TechWhirl (TECHWR-L) is a resource for technical writing and technical communications professionals of all experience levels and in all industries to share their experiences and acquire information.
For two decades, technical communicators have turned to TechWhirl to ask and answer questions about the always-changing world of technical communications, such as tools, skills, career paths, methodologies, and emerging industries. The TechWhirl Archives and magazine, created for, by and about technical writers, offer a wealth of knowledge to everyone with an interest in any aspect of technical communications.
Subject:Re: Payment by percent ownership From:sheldon kohn <sheldon -dot- kohn -at- MCI -dot- COM> Date:Tue, 2 Feb 1999 15:58:42 -0500
I dealt with a similar situation several years ago. At the time, I needed
some experience with desktop publishing software. Through a somewhat
synchronic process, I ended up doing some contract work for a small software
company that had practically non-existent documentation.
The product, like the one you wrote about, was software for a specialized
market. The President of the company assured me that they had major deals in
the works and that they needed the documentation to complete the package. I
signed a contract obligating me to develop the documentation for the
product. In return for editing, formatting, and writing additional text for
three 500+ page manuals, I got $1000 each and 3% of gross sales. I was
thinking that this would end up being a lot of money.
I spent weeks working on the documentation, constantly reworking text as the
developers (who also owned the company) made changes. To make a long story
short, it turned out that the project was a custom development project for
one particular client. I am not sure if they ever intended to market it
outside the one client. I eventually got a check for $750 dollars, so I made
about $1 per page. This was a learning experience, and it seriously
challenged my belief that people are basically good and trustworthy.
Be careful in these types of arrangements. If you have spare time to do the
project and want to do it for its intrinsic interest, then that is one
thing. If you expect to make some money, then you have to approach it as a
professional activity and negotiate appropriate compensation. I see a red
flag in that your potential partner already said that you have to do more
than "merely" document the product. I would be concerned about entering a

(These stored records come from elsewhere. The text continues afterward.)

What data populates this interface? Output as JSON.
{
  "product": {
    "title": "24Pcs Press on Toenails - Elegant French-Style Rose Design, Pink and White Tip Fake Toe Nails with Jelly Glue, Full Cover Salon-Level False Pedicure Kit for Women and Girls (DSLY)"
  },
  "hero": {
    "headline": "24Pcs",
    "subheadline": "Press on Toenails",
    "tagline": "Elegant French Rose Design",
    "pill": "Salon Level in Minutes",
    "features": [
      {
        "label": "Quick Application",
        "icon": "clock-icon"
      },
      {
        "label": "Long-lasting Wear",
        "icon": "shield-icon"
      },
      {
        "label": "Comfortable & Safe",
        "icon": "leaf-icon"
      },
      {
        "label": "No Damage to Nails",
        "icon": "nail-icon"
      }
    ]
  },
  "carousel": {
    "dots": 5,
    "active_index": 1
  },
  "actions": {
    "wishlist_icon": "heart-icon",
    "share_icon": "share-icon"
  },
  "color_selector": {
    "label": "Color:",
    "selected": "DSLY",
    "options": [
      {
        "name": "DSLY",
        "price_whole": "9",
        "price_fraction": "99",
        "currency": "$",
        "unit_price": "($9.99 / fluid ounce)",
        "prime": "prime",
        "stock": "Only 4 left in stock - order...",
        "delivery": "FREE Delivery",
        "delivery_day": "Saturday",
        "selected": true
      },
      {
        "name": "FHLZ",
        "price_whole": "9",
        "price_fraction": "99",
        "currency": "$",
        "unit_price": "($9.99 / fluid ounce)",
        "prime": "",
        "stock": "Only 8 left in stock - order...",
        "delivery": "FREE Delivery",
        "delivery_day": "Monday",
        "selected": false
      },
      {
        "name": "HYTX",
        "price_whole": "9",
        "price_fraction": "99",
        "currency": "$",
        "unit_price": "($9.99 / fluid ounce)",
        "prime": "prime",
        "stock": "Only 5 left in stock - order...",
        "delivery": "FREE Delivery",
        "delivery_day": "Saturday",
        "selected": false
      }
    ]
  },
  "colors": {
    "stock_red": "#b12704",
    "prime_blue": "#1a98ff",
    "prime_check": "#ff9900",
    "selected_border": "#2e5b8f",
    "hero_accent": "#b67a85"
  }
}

partnership with anyone who has such an attitude about my skill set. You may
want to let him look on the market to see how much it will cost to develop
documentation before you enter an agreement.